Building a Performing Arts Archive


To preserve historical materials, extra resources are needed. Yet, as this is not financially profitable, it is often neglected. Funding bodies won’t give extra grants for this kind of work. Local universities do not have relevant institutional units. So at present it is almost impossible for us to work on dance archiving in Hong Kong. For a long time the local performing industry has called for the creation of a performing arts archive, providing a space for the industry and researchers to organize various materials. They have aimed to curate various events to raise public awareness of performing arts. Nonetheless, the arguments put forward have failed to persuade the government to take any action.


While an official archive is yet to be established, in the short term all we can do is to rely on arts organizations and individuals to preserve materials on their own, and to publish the resources online later on. During this time of the pandemic, arts organizations around the world have come to understand the significance of online archives, especially in using them as a way to connect with audiences. The only concern is that production contracts might not include the terms and rights of online distribution. Many dance performances use music which is not original. So when the work is shown online, this involves another round of administrative work to deal with copyright issues.


[1] Joanna Lee Hoi-yin, Lam Heyee. Dialogues on Dance: Hong Kong Dance Oral History (1950s – 1970s). Hong Kong: City Contemporary Dance Company and Hong Kong: International Association of Theatre Critics (Hong Kong), 2019.

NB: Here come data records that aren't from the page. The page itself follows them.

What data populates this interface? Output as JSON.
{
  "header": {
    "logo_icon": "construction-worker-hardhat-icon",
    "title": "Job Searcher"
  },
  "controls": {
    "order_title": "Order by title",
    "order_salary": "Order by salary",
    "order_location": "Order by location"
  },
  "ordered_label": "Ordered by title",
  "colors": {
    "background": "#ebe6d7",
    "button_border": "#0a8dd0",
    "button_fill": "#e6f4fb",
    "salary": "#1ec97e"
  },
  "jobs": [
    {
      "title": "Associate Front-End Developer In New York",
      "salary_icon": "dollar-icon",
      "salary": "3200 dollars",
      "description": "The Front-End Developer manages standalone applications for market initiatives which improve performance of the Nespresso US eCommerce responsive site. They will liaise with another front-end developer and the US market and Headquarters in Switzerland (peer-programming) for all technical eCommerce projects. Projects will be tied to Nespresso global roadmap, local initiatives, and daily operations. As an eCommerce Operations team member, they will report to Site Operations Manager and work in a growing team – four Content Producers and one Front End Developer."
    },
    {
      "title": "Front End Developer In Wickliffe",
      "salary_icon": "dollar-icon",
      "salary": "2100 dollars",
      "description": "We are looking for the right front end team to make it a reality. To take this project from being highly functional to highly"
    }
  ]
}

[2] Man, Kit-wah (ed.) Hong Kong Contemporary Choreographers Research 1980 – 2010: Hong Kong Contemporary Dance History, Aesthesis and Identity-Searching. Hong Kong: International Association of Theatre Critics (Hong Kong), 2019



轉載自 《舞蹈手札22-4》



今年城市當代舞蹈團的暑期合家歡舞蹈教育劇場——《實習魔法師的生命練習題》,是圍繞一位實習魔法師追尋生命咒語的故事。稱為「舞蹈教育劇場」,相信教育有著重要的位置。 作品嘗試教育舞蹈的知識?還是以舞蹈教育作為知識生產的方法?究竟創作者藉表演教育了觀眾什麼?又可以是什麼?




舞蹈佔據大部分表演的時間,有部分舞段演員亦要參與其中。但整體而言,教育意義的傳遞,並非依賴舞蹈;故事劇情、角色的經歷、心理轉變與覺醒是意義傳遞的重要部分。若抽走故事,幾段舞蹈在風格、服裝、音樂編曲各異,難成一體:因為劇中的舞段是舞團其他作品的選段,因此段落之間關係甚微。本故事的框架與神話學家約瑟・金寶(Joseph Campbell)提出的敘事公式「英雄旅程」相似:一個踏上冒險旅程的英雄,他會在一個危機中贏得勝利,然後昇華轉變或帶著戰利品歸返到原來的世界。旅程分三個階段,「啟程」、「啟蒙」及「歸返」,其中英雄會遇上各式人物與事件,一步一步引領他覺醒。舞段就是這英雄旅程中,他所遇到的人物或事件的體現。例如《拼圖》選段的群舞,舞者在舞台上圍圈跑,象徵了主角鍥而不捨地去追尋。《雙雙》的選段則可以代表啟蒙,舞者樂知靄與黃振邦的雙人舞展現了由衝突到諒解之間的變化:一開始放大了爭執時的身體動作及探戈的運用,到後段的慢版,向對方伸延的動作。兩人讓主角看到連繫與愛,是他失望之際的當頭棒喝。




藉演出教育舞蹈再順理成章不過,但舞蹈本身,作為教育的一種方法又如何?舞蹈相比其他藝術形式,與身體的關係最為密切。日常深植在身體裡的習慣與反應,當中有受社會的契約、保守的文化及各式歧視所影響。學習與觀賞舞蹈,能否更進一步解放身體裡的記憶?由鼓勵自省與改變身體動作開始,長遠地去建立更多元、更進步的社會?在此想分享社群藝術家Dan Baron Cohen 在巴西的「Rivers of Meeting」,其中他協助當地女孩建立了社區舞團AfroMundi: Pés no Chão。當地女孩承受著家庭及社會的暴力,視身體為家庭甚至國家的附屬品而不自知。通過學習各種舞蹈,一同「認識自身,反思他們早已習慣了的身體語言,漸漸自發地創造,發展出探索自身的舞蹈。」[1] 解放了身體的桎梏。她們的舞蹈作品保育非裔原住民的文化,亦探討發展造成嚴重的河流污染。將舞蹈動作放回在適當的文化脈絡底下檢視、拆解與重構,其意義不證自明。




[1] 引文擷自「社群藝術論壇:文化保育」網頁: https://bit.ly/33h5yym